*** Begin section ***

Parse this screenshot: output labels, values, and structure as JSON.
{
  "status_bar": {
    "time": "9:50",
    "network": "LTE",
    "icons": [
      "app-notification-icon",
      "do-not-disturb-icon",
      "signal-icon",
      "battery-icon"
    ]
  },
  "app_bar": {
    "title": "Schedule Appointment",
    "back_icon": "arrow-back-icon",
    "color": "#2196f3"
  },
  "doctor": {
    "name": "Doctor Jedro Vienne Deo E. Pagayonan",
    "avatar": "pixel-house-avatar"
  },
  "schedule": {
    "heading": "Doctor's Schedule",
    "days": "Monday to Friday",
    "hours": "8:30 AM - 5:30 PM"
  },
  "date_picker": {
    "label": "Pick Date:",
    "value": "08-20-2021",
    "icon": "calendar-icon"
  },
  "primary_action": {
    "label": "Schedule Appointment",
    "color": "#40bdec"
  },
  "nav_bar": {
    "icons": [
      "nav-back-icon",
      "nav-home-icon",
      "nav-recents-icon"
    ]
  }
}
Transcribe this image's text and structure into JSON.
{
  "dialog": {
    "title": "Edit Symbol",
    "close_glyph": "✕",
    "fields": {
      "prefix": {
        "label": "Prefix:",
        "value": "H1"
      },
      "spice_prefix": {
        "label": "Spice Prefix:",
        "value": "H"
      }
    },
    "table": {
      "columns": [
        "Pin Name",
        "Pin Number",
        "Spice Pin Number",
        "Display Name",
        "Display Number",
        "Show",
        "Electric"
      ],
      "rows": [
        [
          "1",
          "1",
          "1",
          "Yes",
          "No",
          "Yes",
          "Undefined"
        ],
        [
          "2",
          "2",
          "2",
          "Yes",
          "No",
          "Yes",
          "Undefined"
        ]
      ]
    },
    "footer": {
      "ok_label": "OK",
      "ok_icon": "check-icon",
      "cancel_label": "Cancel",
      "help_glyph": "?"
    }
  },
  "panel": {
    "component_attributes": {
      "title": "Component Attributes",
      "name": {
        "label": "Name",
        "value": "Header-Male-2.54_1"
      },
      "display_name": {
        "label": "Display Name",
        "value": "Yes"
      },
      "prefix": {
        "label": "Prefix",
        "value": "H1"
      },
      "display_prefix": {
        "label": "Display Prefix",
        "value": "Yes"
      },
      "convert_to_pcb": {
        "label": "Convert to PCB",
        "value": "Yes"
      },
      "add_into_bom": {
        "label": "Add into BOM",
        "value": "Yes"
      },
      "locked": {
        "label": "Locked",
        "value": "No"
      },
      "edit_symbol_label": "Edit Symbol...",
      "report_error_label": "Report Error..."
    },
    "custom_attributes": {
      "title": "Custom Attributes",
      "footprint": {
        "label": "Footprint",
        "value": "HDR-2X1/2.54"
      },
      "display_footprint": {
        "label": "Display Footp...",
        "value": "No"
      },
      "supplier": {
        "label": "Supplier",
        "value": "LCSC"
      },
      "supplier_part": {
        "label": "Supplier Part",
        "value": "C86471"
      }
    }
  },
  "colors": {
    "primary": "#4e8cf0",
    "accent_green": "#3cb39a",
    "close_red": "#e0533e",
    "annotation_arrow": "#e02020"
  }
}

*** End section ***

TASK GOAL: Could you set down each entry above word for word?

SOLUTION TO THIS TASK:
Parse this screenshot: output labels, values, and structure as JSON.
{
  "status_bar": {
    "time": "9:50",
    "network": "LTE",
    "icons": [
      "app-notification-icon",
      "do-not-disturb-icon",
      "signal-icon",
      "battery-icon"
    ]
  },
  "app_bar": {
    "title": "Schedule Appointment",
    "back_icon": "arrow-back-icon",
    "color": "#2196f3"
  },
  "doctor": {
    "name": "Doctor Jedro Vienne Deo E. Pagayonan",
    "avatar": "pixel-house-avatar"
  },
  "schedule": {
    "heading": "Doctor's Schedule",
    "days": "Monday to Friday",
    "hours": "8:30 AM - 5:30 PM"
  },
  "date_picker": {
    "label": "Pick Date:",
    "value": "08-20-2021",
    "icon": "calendar-icon"
  },
  "primary_action": {
    "label": "Schedule Appointment",
    "color": "#40bdec"
  },
  "nav_bar": {
    "icons": [
      "nav-back-icon",
      "nav-home-icon",
      "nav-recents-icon"
    ]
  }
}
Transcribe this image's text and structure into JSON.
{
  "dialog": {
    "title": "Edit Symbol",
    "close_glyph": "✕",
    "fields": {
      "prefix": {
        "label": "Prefix:",
        "value": "H1"
      },
      "spice_prefix": {
        "label": "Spice Prefix:",
        "value": "H"
      }
    },
    "table": {
      "columns": [
        "Pin Name",
        "Pin Number",
        "Spice Pin Number",
        "Display Name",
        "Display Number",
        "Show",
        "Electric"
      ],
      "rows": [
        [
          "1",
          "1",
          "1",
          "Yes",
          "No",
          "Yes",
          "Undefined"
        ],
        [
          "2",
          "2",
          "2",
          "Yes",
          "No",
          "Yes",
          "Undefined"
        ]
      ]
    },
    "footer": {
      "ok_label": "OK",
      "ok_icon": "check-icon",
      "cancel_label": "Cancel",
      "help_glyph": "?"
    }
  },
  "panel": {
    "component_attributes": {
      "title": "Component Attributes",
      "name": {
        "label": "Name",
        "value": "Header-Male-2.54_1"
      },
      "display_name": {
        "label": "Display Name",
        "value": "Yes"
      },
      "prefix": {
        "label": "Prefix",
        "value": "H1"
      },
      "display_prefix": {
        "label": "Display Prefix",
        "value": "Yes"
      },
      "convert_to_pcb": {
        "label": "Convert to PCB",
        "value": "Yes"
      },
      "add_into_bom": {
        "label": "Add into BOM",
        "value": "Yes"
      },
      "locked": {
        "label": "Locked",
        "value": "No"
      },
      "edit_symbol_label": "Edit Symbol...",
      "report_error_label": "Report Error..."
    },
    "custom_attributes": {
      "title": "Custom Attributes",
      "footprint": {
        "label": "Footprint",
        "value": "HDR-2X1/2.54"
      },
      "display_footprint": {
        "label": "Display Footp...",
        "value": "No"
      },
      "supplier": {
        "label": "Supplier",
        "value": "LCSC"
      },
      "supplier_part": {
        "label": "Supplier Part",
        "value": "C86471"
      }
    }
  },
  "colors": {
    "primary": "#4e8cf0",
    "accent_green": "#3cb39a",
    "close_red": "#e0533e",
    "annotation_arrow": "#e02020"
  }
}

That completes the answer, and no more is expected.